Myopia is not simply an inconvenience—it can have serious sight-threatening consequences in adulthood. And while myopia (nearsightedness) has no known cure, there are certain treatments and management strategies that can (and should) be implemented when a child has myopia.
What is Myopia?
Myopia is a common refractive error that makes it hard to see distant objects clearly. This refractive error occurs when light passing through the eye does not focus correctly on the retina at the back of the eye.
Nearsighted people see distant items as blurry, while nearby objects tend to remain clear. Although eyeglasses and standard contact lenses can correct a person's vision, they do not cure or slow down myopia’s progression.
Myopia usually starts in childhood and tends to increase as the eyeballs rapidly grow. It can progress slowly or quickly, especially between the ages of 8 and 18, at which time it typically stabilizes.
Myopia isn't just about having to wear corrective glasses or lenses. As myopia worsens, the child is more likely to develop serious eye diseases later in life that can result in irreversible vision loss or blindness, like cataracts, glaucoma, macular degeneration and retinal detachment.
Treatments to Slow and Prevent Myopia Progression
While there is no cure for myopia, there are a number of treatments that can slow its progression and even halt it completely in children and young teens.
Our experts work directly with each family to create treatment plans tailored to your child's specific needs. We thoroughly evaluate your child’s vision, prescribe the treatment most suited to them, and track their progress to ensure the best possible outcome. Follow-up visits are usually scheduled every 6-12 months to evaluate the treatment's effectiveness.
Other ways to slow or prevent myopia
Outdoor activity and natural lighting
According to a recent study published by Ophthalmic Research (2020), children who spend more time outside (at least 14 hours per week) have lower levels of myopia (or none at all) as compared to those who spend significantly fewer hours outdoors.
Limited time on devices
Another study, published by PLOS One (2015), found a relationship between near-work activities and myopia progression. While more research is needed, various studies have found that excessive time spent on near-work activities like reading a book, using a computer and playing games on digital devices is linked to myopia. As a result, eye doctors recommend that parents keep track of and limit the amount of time their child spends on a phone or other digital devices.

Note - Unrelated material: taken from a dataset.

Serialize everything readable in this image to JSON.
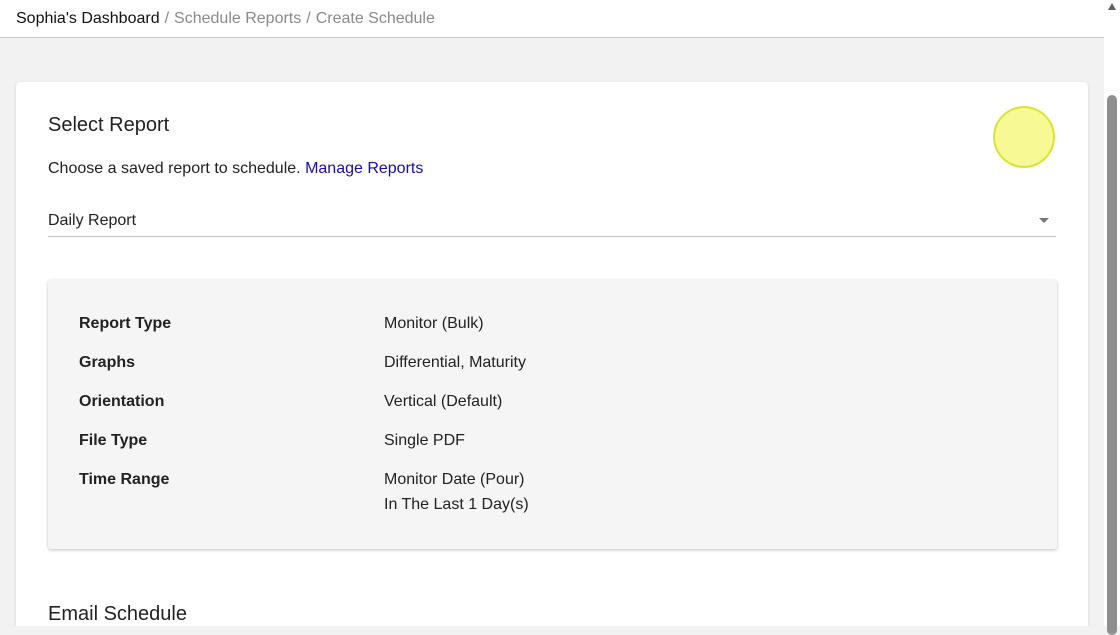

If your child has myopia, book a myopia management assessment to determine whether they could benefit from this life-changing treatment. The child's age, as well as their maturity level and lifestyle, will all play a role in determining which treatment to offer and the best time to begin myopia management.
Speak with Dr. Colette Whiting and Dr. Sandra Gillis-Kennedy, who will advise you on the best myopia management treatment options for your child’s vision and lifestyle.
Shelburne Primary EyeCare serves patients from Shelburne, Dundalk, Orangeville, and Mount Forest, Dufferin County and surrounding communities.
- A: Progressive myopia is nearsightedness that worsens year after year. Severe myopia, also known as high myopia, can develop as a result of this trend, which can have significant eye health consequences in late adulthood.
- A: Myopia in childhood has been linked to serious, vision-threatening eye conditions like glaucoma and macular degeneration later in life. Furthermore, extreme myopia can progress to a stage known as degenerative myopia, which can result in significant loss of vision and even legal blindness.